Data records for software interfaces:
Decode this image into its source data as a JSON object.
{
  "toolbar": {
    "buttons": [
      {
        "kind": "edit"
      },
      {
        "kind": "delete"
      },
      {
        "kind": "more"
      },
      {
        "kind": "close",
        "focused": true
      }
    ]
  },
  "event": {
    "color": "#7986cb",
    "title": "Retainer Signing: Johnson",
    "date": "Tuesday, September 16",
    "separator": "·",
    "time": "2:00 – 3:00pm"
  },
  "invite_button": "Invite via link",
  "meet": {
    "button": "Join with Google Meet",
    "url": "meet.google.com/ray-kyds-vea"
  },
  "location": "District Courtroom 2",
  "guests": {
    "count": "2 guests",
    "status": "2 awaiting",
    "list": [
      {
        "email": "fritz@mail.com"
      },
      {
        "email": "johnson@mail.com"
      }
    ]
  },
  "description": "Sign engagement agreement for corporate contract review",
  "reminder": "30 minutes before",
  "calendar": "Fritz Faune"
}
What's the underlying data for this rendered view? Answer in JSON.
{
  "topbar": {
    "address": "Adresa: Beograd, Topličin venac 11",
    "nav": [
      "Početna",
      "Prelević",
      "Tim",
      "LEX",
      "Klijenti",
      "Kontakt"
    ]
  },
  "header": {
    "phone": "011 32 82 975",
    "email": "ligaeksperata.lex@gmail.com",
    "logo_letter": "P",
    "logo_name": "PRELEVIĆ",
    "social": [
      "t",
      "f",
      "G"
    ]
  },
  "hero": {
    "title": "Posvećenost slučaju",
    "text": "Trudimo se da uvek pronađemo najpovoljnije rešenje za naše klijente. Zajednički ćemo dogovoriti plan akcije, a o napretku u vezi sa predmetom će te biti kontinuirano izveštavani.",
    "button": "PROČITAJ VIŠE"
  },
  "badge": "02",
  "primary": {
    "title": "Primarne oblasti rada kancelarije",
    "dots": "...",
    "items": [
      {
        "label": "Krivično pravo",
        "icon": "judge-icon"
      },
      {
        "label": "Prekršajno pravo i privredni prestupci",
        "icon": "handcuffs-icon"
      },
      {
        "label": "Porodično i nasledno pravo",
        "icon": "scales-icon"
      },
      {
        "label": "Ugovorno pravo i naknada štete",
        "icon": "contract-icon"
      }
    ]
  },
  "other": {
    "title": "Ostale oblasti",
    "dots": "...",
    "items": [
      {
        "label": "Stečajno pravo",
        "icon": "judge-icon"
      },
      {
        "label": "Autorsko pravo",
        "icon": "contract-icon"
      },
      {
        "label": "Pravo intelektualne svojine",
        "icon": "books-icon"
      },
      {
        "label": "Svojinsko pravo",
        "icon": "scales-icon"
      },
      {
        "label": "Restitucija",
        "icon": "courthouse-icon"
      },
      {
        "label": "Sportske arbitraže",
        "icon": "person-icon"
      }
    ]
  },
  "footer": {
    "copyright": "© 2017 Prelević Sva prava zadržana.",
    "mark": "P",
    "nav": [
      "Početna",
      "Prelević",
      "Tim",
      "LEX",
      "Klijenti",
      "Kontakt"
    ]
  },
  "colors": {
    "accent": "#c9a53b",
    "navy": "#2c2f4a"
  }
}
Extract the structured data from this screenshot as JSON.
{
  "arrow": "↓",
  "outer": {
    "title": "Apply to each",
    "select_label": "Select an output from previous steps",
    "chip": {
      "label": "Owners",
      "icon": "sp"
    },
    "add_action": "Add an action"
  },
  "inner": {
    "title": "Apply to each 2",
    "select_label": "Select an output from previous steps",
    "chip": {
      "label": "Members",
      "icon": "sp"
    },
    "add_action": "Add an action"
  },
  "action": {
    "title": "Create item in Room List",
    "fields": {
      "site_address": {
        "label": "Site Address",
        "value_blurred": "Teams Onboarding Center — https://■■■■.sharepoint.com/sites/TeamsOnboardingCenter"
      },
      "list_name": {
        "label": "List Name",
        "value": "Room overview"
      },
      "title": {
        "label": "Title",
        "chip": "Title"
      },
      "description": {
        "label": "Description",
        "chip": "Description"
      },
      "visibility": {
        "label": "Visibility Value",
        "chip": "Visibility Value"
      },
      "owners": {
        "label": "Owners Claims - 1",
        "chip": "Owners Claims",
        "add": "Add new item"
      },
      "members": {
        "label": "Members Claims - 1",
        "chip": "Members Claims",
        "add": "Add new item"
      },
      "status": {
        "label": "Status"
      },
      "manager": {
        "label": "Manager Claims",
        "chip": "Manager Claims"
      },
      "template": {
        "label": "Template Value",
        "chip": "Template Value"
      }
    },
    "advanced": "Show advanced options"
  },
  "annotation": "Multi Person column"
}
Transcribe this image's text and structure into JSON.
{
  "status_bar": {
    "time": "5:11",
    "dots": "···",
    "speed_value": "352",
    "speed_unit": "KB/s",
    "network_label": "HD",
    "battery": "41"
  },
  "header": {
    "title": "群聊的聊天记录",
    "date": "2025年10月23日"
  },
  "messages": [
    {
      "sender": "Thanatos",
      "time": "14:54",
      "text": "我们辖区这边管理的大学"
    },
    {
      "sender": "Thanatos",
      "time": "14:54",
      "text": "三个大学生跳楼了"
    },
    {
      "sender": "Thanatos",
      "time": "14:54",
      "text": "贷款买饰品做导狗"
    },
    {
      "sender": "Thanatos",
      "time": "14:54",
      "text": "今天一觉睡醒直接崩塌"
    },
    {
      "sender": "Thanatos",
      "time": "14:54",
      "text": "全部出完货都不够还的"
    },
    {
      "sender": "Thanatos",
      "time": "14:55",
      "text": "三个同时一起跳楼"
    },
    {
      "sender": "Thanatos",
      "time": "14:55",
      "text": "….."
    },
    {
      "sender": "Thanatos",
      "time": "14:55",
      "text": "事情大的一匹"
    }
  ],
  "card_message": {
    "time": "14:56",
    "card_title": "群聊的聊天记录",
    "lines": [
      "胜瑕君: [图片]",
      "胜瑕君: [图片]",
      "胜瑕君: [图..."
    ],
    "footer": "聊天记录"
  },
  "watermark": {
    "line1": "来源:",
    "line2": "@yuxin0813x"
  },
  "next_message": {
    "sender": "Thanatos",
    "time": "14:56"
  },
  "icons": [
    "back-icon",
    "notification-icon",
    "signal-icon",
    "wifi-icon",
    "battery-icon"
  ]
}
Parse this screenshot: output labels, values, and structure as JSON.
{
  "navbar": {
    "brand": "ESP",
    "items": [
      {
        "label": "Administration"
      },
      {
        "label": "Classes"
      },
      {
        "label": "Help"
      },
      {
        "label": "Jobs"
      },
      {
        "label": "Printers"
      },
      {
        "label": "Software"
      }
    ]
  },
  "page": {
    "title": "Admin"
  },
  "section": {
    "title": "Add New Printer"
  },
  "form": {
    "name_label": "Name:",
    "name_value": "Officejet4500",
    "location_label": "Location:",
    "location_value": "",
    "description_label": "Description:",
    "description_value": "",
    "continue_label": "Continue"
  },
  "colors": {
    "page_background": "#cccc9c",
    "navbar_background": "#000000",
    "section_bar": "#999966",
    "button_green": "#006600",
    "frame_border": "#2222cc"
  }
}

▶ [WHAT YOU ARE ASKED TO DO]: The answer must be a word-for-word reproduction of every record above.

▶ [WRITTEN SOLUTION]:
Decode this image into its source data as a JSON object.
{
  "toolbar": {
    "buttons": [
      {
        "kind": "edit"
      },
      {
        "kind": "delete"
      },
      {
        "kind": "more"
      },
      {
        "kind": "close",
        "focused": true
      }
    ]
  },
  "event": {
    "color": "#7986cb",
    "title": "Retainer Signing: Johnson",
    "date": "Tuesday, September 16",
    "separator": "·",
    "time": "2:00 – 3:00pm"
  },
  "invite_button": "Invite via link",
  "meet": {
    "button": "Join with Google Meet",
    "url": "meet.google.com/ray-kyds-vea"
  },
  "location": "District Courtroom 2",
  "guests": {
    "count": "2 guests",
    "status": "2 awaiting",
    "list": [
      {
        "email": "fritz@mail.com"
      },
      {
        "email": "johnson@mail.com"
      }
    ]
  },
  "description": "Sign engagement agreement for corporate contract review",
  "reminder": "30 minutes before",
  "calendar": "Fritz Faune"
}
What's the underlying data for this rendered view? Answer in JSON.
{
  "topbar": {
    "address": "Adresa: Beograd, Topličin venac 11",
    "nav": [
      "Početna",
      "Prelević",
      "Tim",
      "LEX",
      "Klijenti",
      "Kontakt"
    ]
  },
  "header": {
    "phone": "011 32 82 975",
    "email": "ligaeksperata.lex@gmail.com",
    "logo_letter": "P",
    "logo_name": "PRELEVIĆ",
    "social": [
      "t",
      "f",
      "G"
    ]
  },
  "hero": {
    "title": "Posvećenost slučaju",
    "text": "Trudimo se da uvek pronađemo najpovoljnije rešenje za naše klijente. Zajednički ćemo dogovoriti plan akcije, a o napretku u vezi sa predmetom će te biti kontinuirano izveštavani.",
    "button": "PROČITAJ VIŠE"
  },
  "badge": "02",
  "primary": {
    "title": "Primarne oblasti rada kancelarije",
    "dots": "...",
    "items": [
      {
        "label": "Krivično pravo",
        "icon": "judge-icon"
      },
      {
        "label": "Prekršajno pravo i privredni prestupci",
        "icon": "handcuffs-icon"
      },
      {
        "label": "Porodično i nasledno pravo",
        "icon": "scales-icon"
      },
      {
        "label": "Ugovorno pravo i naknada štete",
        "icon": "contract-icon"
      }
    ]
  },
  "other": {
    "title": "Ostale oblasti",
    "dots": "...",
    "items": [
      {
        "label": "Stečajno pravo",
        "icon": "judge-icon"
      },
      {
        "label": "Autorsko pravo",
        "icon": "contract-icon"
      },
      {
        "label": "Pravo intelektualne svojine",
        "icon": "books-icon"
      },
      {
        "label": "Svojinsko pravo",
        "icon": "scales-icon"
      },
      {
        "label": "Restitucija",
        "icon": "courthouse-icon"
      },
      {
        "label": "Sportske arbitraže",
        "icon": "person-icon"
      }
    ]
  },
  "footer": {
    "copyright": "© 2017 Prelević Sva prava zadržana.",
    "mark": "P",
    "nav": [
      "Početna",
      "Prelević",
      "Tim",
      "LEX",
      "Klijenti",
      "Kontakt"
    ]
  },
  "colors": {
    "accent": "#c9a53b",
    "navy": "#2c2f4a"
  }
}
Extract the structured data from this screenshot as JSON.
{
  "arrow": "↓",
  "outer": {
    "title": "Apply to each",
    "select_label": "Select an output from previous steps",
    "chip": {
      "label": "Owners",
      "icon": "sp"
    },
    "add_action": "Add an action"
  },
  "inner": {
    "title": "Apply to each 2",
    "select_label": "Select an output from previous steps",
    "chip": {
      "label": "Members",
      "icon": "sp"
    },
    "add_action": "Add an action"
  },
  "action": {
    "title": "Create item in Room List",
    "fields": {
      "site_address": {
        "label": "Site Address",
        "value_blurred": "Teams Onboarding Center — https://■■■■.sharepoint.com/sites/TeamsOnboardingCenter"
      },
      "list_name": {
        "label": "List Name",
        "value": "Room overview"
      },
      "title": {
        "label": "Title",
        "chip": "Title"
      },
      "description": {
        "label": "Description",
        "chip": "Description"
      },
      "visibility": {
        "label": "Visibility Value",
        "chip": "Visibility Value"
      },
      "owners": {
        "label": "Owners Claims - 1",
        "chip": "Owners Claims",
        "add": "Add new item"
      },
      "members": {
        "label": "Members Claims - 1",
        "chip": "Members Claims",
        "add": "Add new item"
      },
      "status": {
        "label": "Status"
      },
      "manager": {
        "label": "Manager Claims",
        "chip": "Manager Claims"
      },
      "template": {
        "label": "Template Value",
        "chip": "Template Value"
      }
    },
    "advanced": "Show advanced options"
  },
  "annotation": "Multi Person column"
}
Transcribe this image's text and structure into JSON.
{
  "status_bar": {
    "time": "5:11",
    "dots": "···",
    "speed_value": "352",
    "speed_unit": "KB/s",
    "network_label": "HD",
    "battery": "41"
  },
  "header": {
    "title": "群聊的聊天记录",
    "date": "2025年10月23日"
  },
  "messages": [
    {
      "sender": "Thanatos",
      "time": "14:54",
      "text": "我们辖区这边管理的大学"
    },
    {
      "sender": "Thanatos",
      "time": "14:54",
      "text": "三个大学生跳楼了"
    },
    {
      "sender": "Thanatos",
      "time": "14:54",
      "text": "贷款买饰品做导狗"
    },
    {
      "sender": "Thanatos",
      "time": "14:54",
      "text": "今天一觉睡醒直接崩塌"
    },
    {
      "sender": "Thanatos",
      "time": "14:54",
      "text": "全部出完货都不够还的"
    },
    {
      "sender": "Thanatos",
      "time": "14:55",
      "text": "三个同时一起跳楼"
    },
    {
      "sender": "Thanatos",
      "time": "14:55",
      "text": "….."
    },
    {
      "sender": "Thanatos",
      "time": "14:55",
      "text": "事情大的一匹"
    }
  ],
  "card_message": {
    "time": "14:56",
    "card_title": "群聊的聊天记录",
    "lines": [
      "胜瑕君: [图片]",
      "胜瑕君: [图片]",
      "胜瑕君: [图..."
    ],
    "footer": "聊天记录"
  },
  "watermark": {
    "line1": "来源:",
    "line2": "@yuxin0813x"
  },
  "next_message": {
    "sender": "Thanatos",
    "time": "14:56"
  },
  "icons": [
    "back-icon",
    "notification-icon",
    "signal-icon",
    "wifi-icon",
    "battery-icon"
  ]
}
Parse this screenshot: output labels, values, and structure as JSON.
{
  "navbar": {
    "brand": "ESP",
    "items": [
      {
        "label": "Administration"
      },
      {
        "label": "Classes"
      },
      {
        "label": "Help"
      },
      {
        "label": "Jobs"
      },
      {
        "label": "Printers"
      },
      {
        "label": "Software"
      }
    ]
  },
  "page": {
    "title": "Admin"
  },
  "section": {
    "title": "Add New Printer"
  },
  "form": {
    "name_label": "Name:",
    "name_value": "Officejet4500",
    "location_label": "Location:",
    "location_value": "",
    "description_label": "Description:",
    "description_value": "",
    "continue_label": "Continue"
  },
  "colors": {
    "page_background": "#cccc9c",
    "navbar_background": "#000000",
    "section_bar": "#999966",
    "button_green": "#006600",
    "frame_border": "#2222cc"
  }
}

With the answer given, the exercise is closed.